Autistic features in a total population of 7–9-year-old children assessed by the ASSQ (Autism Spectrum Screening Questionnaire)


Maj-Britt Posserud, Centre for Child and Adolescent Mental Health, University of Bergen, Box 7800, 5020 Bergen, Norway; Tel: + 47–55583133, 55586214; Fax: + 47-55588379; Email:


Background:  The prevalence of autism is reported to be on the rise worldwide. Change of diagnostic criteria and a broadening of the concept of autism have been mentioned as contributing factors. Further studies of general populations are needed. The present study assessed the distribution of autistic features in a total population of children 7–9 years of age, and explored the impact of age, gender, informant, and participation bias on symptom report.

Methods:  Teacher and parent forms of the Autism Spectrum Screening Questionnaire (ASSQ) were used in the ‘Bergen Child Study’, a total population study of 9430 children aged 7–9 years. Completed teacher forms were returned for 97% and parent forms for 71% of the children. High-scorers were defined according to the ASSQ validation study by Ehlers, Gillberg, and Wing (1999).

Results:  The distribution of ASSQ scores was found to be almost continuous. Of the children with both a teacher and a parent form, 2.1% were defined as high-scorers. Children without parent informed consent (i.e., anonymous children) obtained significantly higher teacher scores than those who had questionnaires completed by both parent and teacher. Adjusting prevalence for the anonymous children, the prevalence of high-scorers was 2.7% of the total population. Age did not affect symptom scores. Boys scored higher and parents reported more symptoms, particularly in girls.

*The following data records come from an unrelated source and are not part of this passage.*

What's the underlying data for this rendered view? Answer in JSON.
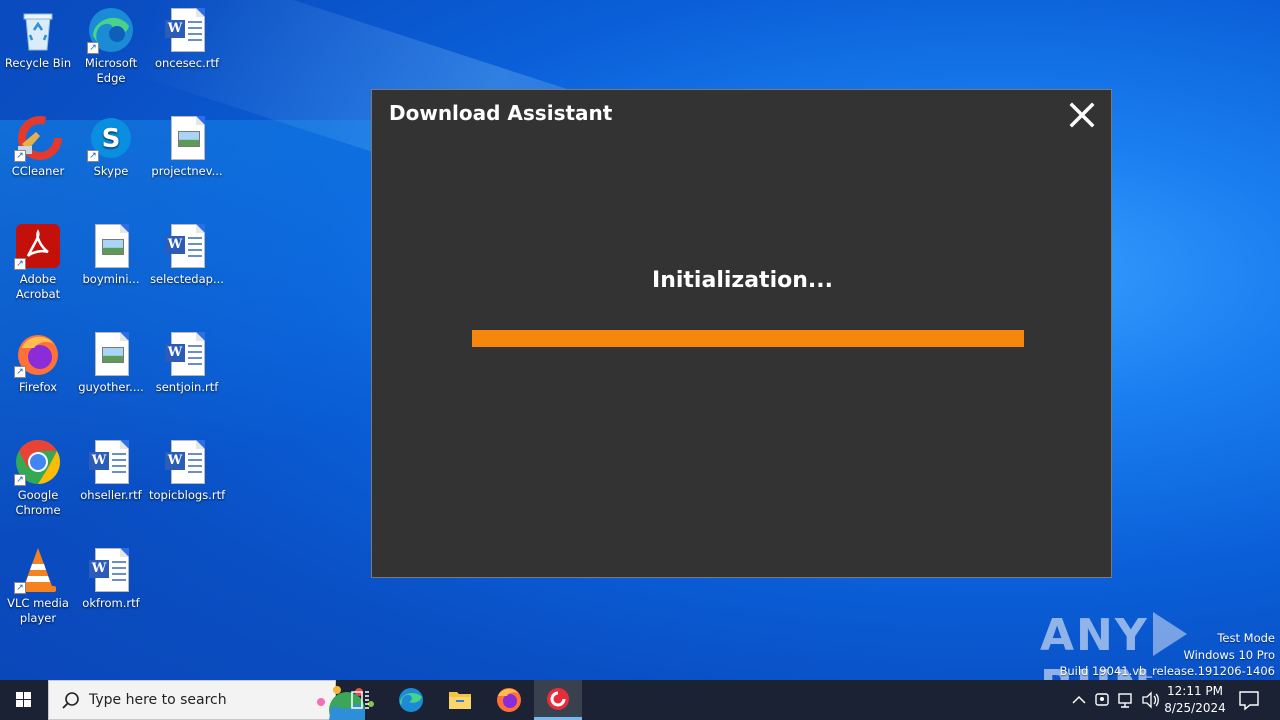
{
  "desktop": {
    "icons": [
      {
        "id": "recycle-bin",
        "label": "Recycle Bin"
      },
      {
        "id": "edge",
        "label": "Microsoft Edge"
      },
      {
        "id": "oncesec",
        "label": "oncesec.rtf"
      },
      {
        "id": "ccleaner",
        "label": "CCleaner"
      },
      {
        "id": "skype",
        "label": "Skype"
      },
      {
        "id": "projectnev",
        "label": "projectnev..."
      },
      {
        "id": "acrobat",
        "label": "Adobe Acrobat"
      },
      {
        "id": "boymini",
        "label": "boymini..."
      },
      {
        "id": "selectedap",
        "label": "selectedap..."
      },
      {
        "id": "firefox",
        "label": "Firefox"
      },
      {
        "id": "guyother",
        "label": "guyother...."
      },
      {
        "id": "sentjoin",
        "label": "sentjoin.rtf"
      },
      {
        "id": "chrome",
        "label": "Google Chrome"
      },
      {
        "id": "ohseller",
        "label": "ohseller.rtf"
      },
      {
        "id": "topicblogs",
        "label": "topicblogs.rtf"
      },
      {
        "id": "vlc",
        "label": "VLC media player"
      },
      {
        "id": "okfrom",
        "label": "okfrom.rtf"
      }
    ]
  },
  "dialog": {
    "title": "Download Assistant",
    "status": "Initialization...",
    "progress": 1.0,
    "progress_color": "#f7860d"
  },
  "watermark": {
    "text_left": "ANY",
    "text_right": "RUN"
  },
  "sysinfo": {
    "line1": "Test Mode",
    "line2": "Windows 10 Pro",
    "line3": "Build 19041.vb_release.191206-1406"
  },
  "taskbar": {
    "search_placeholder": "Type here to search",
    "time": "12:11 PM",
    "date": "8/25/2024"
  }
}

Agreement between informants was low to moderate.

Conclusions:  Autism symptoms are not uncommon in the general population of children. Our findings are consistent with the concept of autism as a spectrum. Non-responders had a higher load of autism symptoms than identified children, indicating that reports on the prevalence of autism in a responder group underestimate true prevalence. Large differences across informants suggested the need to gather information both from families and from schools when screening for autism spectrum disorders.